_Work required_. Copy out all lines in the data below containing the string "this".

_Exercise input_.
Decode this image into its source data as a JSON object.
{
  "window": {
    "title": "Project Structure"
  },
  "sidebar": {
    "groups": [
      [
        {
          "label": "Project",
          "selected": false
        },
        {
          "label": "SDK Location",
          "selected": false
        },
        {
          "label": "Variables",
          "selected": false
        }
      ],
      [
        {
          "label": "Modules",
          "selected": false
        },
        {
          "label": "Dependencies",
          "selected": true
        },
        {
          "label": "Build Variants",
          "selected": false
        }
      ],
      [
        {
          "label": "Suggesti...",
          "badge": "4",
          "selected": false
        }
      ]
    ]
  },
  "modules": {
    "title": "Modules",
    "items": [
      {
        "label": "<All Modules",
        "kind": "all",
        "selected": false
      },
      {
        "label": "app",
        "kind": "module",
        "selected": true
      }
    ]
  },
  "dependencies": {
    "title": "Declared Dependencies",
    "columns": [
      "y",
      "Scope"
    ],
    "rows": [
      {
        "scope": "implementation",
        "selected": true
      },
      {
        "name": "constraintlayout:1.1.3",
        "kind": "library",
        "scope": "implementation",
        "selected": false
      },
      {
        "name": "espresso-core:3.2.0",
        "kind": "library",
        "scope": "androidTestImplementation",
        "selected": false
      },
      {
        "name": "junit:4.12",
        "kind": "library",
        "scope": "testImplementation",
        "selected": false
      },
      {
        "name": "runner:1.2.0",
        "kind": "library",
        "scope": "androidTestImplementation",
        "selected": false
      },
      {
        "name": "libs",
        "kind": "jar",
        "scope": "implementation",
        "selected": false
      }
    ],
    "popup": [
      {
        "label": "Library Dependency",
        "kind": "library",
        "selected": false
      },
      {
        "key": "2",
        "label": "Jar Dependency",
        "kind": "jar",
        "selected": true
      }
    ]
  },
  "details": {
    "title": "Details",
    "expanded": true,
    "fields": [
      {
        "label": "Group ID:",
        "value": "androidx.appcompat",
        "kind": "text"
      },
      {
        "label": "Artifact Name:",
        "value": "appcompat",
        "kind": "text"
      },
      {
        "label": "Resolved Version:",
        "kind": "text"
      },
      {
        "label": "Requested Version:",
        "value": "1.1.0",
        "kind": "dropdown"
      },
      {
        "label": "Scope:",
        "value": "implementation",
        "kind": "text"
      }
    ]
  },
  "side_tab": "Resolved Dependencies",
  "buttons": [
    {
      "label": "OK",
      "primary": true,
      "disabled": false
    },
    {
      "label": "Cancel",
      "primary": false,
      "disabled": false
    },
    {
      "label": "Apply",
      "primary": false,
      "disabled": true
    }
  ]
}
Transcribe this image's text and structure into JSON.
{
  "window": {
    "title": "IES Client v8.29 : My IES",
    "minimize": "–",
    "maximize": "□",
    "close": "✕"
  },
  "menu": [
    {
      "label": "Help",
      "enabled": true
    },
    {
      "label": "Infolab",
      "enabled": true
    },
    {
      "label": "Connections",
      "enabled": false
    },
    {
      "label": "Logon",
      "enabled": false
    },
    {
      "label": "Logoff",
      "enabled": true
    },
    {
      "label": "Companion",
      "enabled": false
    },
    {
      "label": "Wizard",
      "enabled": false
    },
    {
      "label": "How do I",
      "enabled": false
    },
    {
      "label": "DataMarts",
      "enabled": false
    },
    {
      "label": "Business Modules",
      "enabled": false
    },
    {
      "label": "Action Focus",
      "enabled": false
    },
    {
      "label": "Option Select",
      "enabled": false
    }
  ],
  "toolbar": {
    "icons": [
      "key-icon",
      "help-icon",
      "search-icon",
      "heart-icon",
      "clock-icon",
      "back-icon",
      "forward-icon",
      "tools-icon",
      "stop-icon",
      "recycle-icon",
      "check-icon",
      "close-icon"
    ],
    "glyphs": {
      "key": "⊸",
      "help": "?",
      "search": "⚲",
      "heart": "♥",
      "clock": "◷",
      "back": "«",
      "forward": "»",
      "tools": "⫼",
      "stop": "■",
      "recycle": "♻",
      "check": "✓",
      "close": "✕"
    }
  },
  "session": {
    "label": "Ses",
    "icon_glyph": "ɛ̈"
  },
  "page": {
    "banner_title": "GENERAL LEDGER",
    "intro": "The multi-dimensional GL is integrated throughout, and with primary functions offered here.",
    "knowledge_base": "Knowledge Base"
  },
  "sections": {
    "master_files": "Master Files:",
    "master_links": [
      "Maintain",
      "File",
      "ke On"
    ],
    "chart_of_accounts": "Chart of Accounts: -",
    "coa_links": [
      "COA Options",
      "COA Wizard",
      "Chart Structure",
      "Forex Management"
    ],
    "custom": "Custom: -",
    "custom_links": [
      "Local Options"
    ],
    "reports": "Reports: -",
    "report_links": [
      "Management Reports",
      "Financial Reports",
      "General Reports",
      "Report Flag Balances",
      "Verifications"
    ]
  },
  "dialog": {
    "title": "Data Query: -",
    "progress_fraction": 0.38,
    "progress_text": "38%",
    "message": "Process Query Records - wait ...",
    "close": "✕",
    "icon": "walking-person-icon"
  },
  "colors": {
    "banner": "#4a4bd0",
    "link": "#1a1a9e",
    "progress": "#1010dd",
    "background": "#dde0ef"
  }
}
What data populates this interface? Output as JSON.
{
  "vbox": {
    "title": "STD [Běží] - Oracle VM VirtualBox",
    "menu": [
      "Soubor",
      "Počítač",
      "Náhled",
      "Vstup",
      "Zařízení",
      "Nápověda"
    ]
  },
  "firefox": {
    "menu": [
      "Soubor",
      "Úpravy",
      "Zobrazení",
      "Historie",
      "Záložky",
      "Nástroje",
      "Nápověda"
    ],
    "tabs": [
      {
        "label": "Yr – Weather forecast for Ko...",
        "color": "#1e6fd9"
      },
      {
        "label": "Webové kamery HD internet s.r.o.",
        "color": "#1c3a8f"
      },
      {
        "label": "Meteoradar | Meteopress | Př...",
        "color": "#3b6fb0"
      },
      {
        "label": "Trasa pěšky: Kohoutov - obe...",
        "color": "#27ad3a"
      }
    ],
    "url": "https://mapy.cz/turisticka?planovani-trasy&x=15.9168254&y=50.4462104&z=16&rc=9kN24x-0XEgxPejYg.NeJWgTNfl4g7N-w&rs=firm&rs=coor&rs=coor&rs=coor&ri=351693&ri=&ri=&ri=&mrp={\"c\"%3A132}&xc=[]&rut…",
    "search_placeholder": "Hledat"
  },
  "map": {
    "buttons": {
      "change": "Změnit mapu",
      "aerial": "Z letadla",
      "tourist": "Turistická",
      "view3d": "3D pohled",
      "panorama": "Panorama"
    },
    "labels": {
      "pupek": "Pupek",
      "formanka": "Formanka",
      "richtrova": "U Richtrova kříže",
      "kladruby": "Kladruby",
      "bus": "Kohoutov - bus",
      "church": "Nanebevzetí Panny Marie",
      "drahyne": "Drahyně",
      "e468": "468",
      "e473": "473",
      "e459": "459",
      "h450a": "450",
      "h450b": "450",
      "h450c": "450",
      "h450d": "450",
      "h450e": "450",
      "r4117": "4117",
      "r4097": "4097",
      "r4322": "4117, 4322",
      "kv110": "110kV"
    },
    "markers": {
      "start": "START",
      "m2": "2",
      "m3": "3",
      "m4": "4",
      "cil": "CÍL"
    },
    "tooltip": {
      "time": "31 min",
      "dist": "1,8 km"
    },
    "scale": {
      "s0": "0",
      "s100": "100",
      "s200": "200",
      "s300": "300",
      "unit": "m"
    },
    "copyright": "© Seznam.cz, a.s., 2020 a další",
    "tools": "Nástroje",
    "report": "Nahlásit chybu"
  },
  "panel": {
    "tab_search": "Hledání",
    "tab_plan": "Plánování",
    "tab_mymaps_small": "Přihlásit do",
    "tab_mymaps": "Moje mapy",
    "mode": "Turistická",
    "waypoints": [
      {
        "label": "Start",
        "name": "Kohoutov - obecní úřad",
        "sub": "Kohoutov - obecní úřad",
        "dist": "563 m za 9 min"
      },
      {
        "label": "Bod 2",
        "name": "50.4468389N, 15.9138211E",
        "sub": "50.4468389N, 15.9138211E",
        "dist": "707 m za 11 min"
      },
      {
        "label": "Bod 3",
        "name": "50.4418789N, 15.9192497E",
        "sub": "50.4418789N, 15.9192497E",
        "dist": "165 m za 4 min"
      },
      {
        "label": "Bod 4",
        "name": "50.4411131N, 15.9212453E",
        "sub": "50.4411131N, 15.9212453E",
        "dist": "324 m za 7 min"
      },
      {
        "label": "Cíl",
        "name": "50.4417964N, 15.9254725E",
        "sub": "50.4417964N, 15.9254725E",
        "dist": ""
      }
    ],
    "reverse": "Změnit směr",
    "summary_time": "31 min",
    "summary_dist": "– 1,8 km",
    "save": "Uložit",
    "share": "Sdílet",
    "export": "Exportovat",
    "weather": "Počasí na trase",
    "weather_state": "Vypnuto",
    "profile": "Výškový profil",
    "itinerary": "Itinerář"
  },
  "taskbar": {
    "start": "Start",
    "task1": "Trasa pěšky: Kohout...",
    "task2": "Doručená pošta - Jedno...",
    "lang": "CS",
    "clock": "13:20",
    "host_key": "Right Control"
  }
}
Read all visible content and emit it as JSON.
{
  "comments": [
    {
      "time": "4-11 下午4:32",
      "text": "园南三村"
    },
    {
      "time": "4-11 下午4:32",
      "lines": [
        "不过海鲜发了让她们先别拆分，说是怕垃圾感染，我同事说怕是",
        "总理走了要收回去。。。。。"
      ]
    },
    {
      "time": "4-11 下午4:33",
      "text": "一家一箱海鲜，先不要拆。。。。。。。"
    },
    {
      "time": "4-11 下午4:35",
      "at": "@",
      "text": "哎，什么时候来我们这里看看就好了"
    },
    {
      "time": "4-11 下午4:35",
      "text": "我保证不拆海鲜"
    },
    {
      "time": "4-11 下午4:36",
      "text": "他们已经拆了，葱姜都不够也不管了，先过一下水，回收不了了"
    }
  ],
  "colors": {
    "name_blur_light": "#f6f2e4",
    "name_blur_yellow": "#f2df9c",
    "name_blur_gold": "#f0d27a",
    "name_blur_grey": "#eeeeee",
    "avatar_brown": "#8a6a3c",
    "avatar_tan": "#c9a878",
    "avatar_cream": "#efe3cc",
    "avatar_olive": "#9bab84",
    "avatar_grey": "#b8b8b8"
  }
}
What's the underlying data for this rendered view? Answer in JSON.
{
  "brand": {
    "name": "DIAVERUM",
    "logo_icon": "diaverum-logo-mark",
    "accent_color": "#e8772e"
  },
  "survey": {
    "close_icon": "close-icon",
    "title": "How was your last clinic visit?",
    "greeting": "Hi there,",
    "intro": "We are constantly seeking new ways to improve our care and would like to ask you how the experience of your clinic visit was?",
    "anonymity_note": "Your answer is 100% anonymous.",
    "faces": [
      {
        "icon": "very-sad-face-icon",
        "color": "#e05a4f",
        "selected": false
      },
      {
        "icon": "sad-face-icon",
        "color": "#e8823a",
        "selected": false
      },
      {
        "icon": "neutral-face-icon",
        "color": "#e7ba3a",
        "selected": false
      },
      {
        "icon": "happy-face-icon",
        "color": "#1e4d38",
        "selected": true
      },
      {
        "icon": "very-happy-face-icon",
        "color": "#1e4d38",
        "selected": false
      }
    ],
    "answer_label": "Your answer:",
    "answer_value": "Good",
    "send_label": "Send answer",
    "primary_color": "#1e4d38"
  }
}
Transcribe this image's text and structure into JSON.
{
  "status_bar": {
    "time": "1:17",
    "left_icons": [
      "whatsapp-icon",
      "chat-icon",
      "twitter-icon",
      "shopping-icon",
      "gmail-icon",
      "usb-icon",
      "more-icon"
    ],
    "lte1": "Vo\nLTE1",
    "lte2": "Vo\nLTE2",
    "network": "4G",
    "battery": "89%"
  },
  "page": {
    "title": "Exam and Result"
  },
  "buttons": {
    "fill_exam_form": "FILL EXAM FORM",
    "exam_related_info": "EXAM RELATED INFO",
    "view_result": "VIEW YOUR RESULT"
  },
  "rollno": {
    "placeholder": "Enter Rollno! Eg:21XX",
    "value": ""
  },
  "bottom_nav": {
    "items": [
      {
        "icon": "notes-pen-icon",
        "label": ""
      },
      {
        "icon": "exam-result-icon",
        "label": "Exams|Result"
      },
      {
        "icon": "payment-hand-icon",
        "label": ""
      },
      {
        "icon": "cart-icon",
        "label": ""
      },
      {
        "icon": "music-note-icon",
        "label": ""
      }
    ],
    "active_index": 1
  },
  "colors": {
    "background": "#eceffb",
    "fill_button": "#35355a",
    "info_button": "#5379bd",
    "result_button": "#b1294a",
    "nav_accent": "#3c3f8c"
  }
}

_Expected answer_.
Decode this image into its source data as a JSON object.
Transcribe this image's text and structure into JSON.
What data populates this interface? Output as JSON.
What's the underlying data for this rendered view? Answer in JSON.
Transcribe this image's text and structure into JSON.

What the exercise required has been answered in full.